Ever wonder why some cookie recipes call for shortening while some call for butter? Understanding the differences between butter vs. shortening will allow you to master the perfect baked treat!
If you appreciate a good cookie, whether it’s a classic snickerdoodle or one doused in chocolate chips, you might attribute your delight to that sweet, sweet sugar. But did you know that much of a cookie’s favorable traits have to do with the type of fat used?
Imagine all the things you love about a cookie: chewy or crisp, moist, flavorful and melts in your mouth. Those are contributions from fat! With a variety of baking fats available, understanding what each type can do for your baked goods can prove helpful.
For example, lard is especially good for making flaky pie crusts. For cookies, however, both butter and shortening are popular choices. Let’s discuss the differences below.
The role of fat in cookies
Before delving deeper, it is beneficial to familiarize ourselves with the role of fat in baking cookies. Fat is one of the necessary building blocks to produce any baked goods – and cookies are no exception. It is what imparts mouthfeel qualities, affects texture and structure, and most importantly packs your cookies with flavor.
Differences between vegetable shortening vs butter
As a preface, shortening is a fat that is semi-solid or solid at room temperature. By definition, fats such as lard and margarine fall into this category, but today the term ‘shortening’ can simply refer to vegetable shortening.
As its name implies, vegetable shortening is derived from plant sources – typically soybean or cottonseed oil. Since oil is naturally liquid at room temperature, how does vegetable shortening fit into the definition of being semi-solid or solid? This is because of a process called hydrogenation which converts unsaturated fats to become saturated, solidifying the oil.
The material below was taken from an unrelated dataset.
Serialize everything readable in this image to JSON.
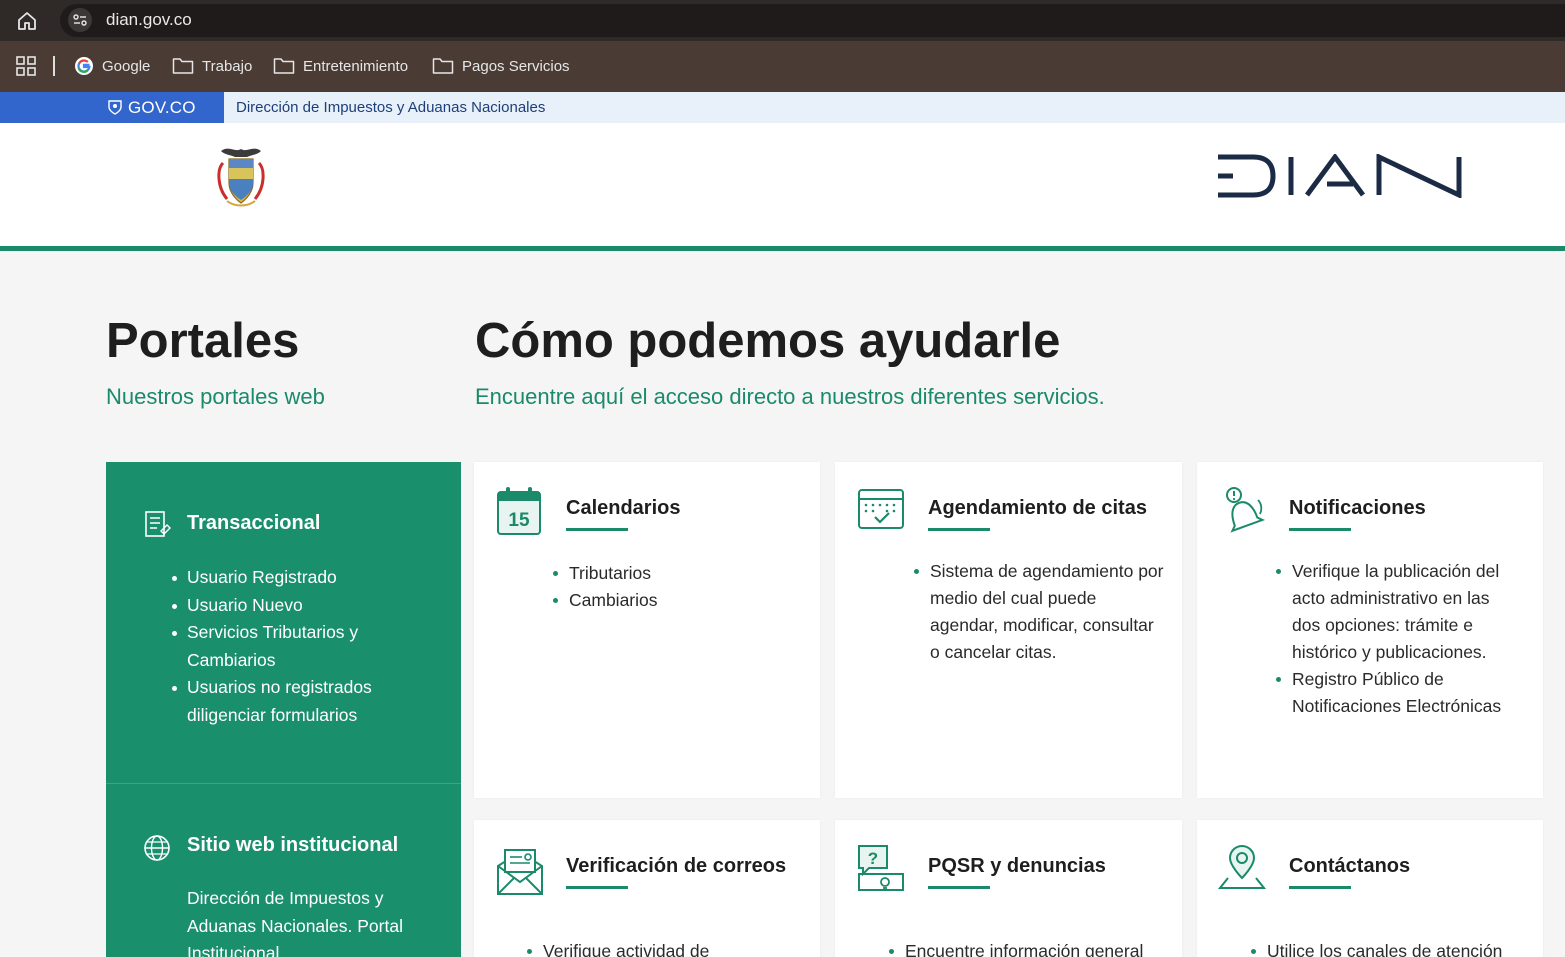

- Palm oil has a higher melting point and is usually added to make shortening harder without as much hydrogenation.
- Butter, on the other hand, is a dairy product made from churning milk.
The general difference that affects baking, is that shortening is 100 percent fat, whereas butter is only 80 percent. This is because butter contains up to 16% moisture and around 2% milk solids.
Shortening does not have moisture to promote gluten formation, resulting in a more tender, crumbly cookie. Butter, on the other hand, can produce a chewy cookie when gluten is formed.
It may sound contradictory but using butter can also yield crispy cookies. This is possible since butter spreads thinner during baking. However, it must be baked long enough until the water is driven off.
Low temperature and longer time will allow this without burning the cookie. Creaming the butter instead of melting it will introduce an airy texture that can add to the crunch.
Shortening has a higher melting point (117ºF/47ºC) than butter (95ºF/35ºC), which allows it to stay solid for longer and have its structure set, resulting in a cookie that spreads less and therefore, will be taller.
If spreadability is something you worry about, it might be worthwhile to use shortening in cookies like Snickerdoodle with a high ratio of wet ingredients. To reduce spreading when using butter, you can refrigerate the cookie dough for at least 30 minutes before baking. Make sure you’re not placing cookies too close on the tray.
For better structure, aim for a butter temperature of 65 to 67ºF (18 to 19ºC) to ensure its fat crystals are intact and are firm enough to hold the incorporated air bubbles from creaming. Avoid creaming for too long as it can warm the butter to over 68ºF (20ºC) where the butterfat starts melting, defeating the purpose of starting with an ideal butter temperature.
The flavor of butter is unrivaled and since shortening is essentially vegetable oil, it simply has a bland, oily taste.
Shortening may have its advantages, but when it comes down to a Danish Cookies for example where there aren’t other strong contributing flavors, you might want to stick to butter to avoid compromising its star flavor. If you must use shortening, try the butter-flavored version.
Which is healthier?
Traditionally, shortening made through hydrogenation produces trans fats which have gotten a bad rap. Because of this, companies have made shortening with 0g of trans fat now available just like the one from Crisco.
Keep in mind that rounding rules make it possible for its trans fat to be labeled as 0g as long as it is under 0.5g. This means that it may not be completely trans fat-free.
Butter actually contains natural trans fat too but in small amounts, which in the same way, allows it to be labeled as 0g. Butter does, however, have a leg up on shortening whereby it contains beneficial fatty acids and nutrients that shortening does not such as vitamins A, E, K and B12.
At face value, while butter may seem like the “healthier” option, it’s worth remembering that it’s still high in calories and saturated fat.
Can I substitute shortening for butter?
Certainly, but remember that a weight-to-weight replacement with butter will result in less fat since it is only 80% fat. To attain the same amount of fat, butter should be added at 1.2 times the amount of shortening from the original recipe.
To fully exploit the textural benefits of shortening and the unmatchable flavor of butter, you can try using both, half and half in a recipe.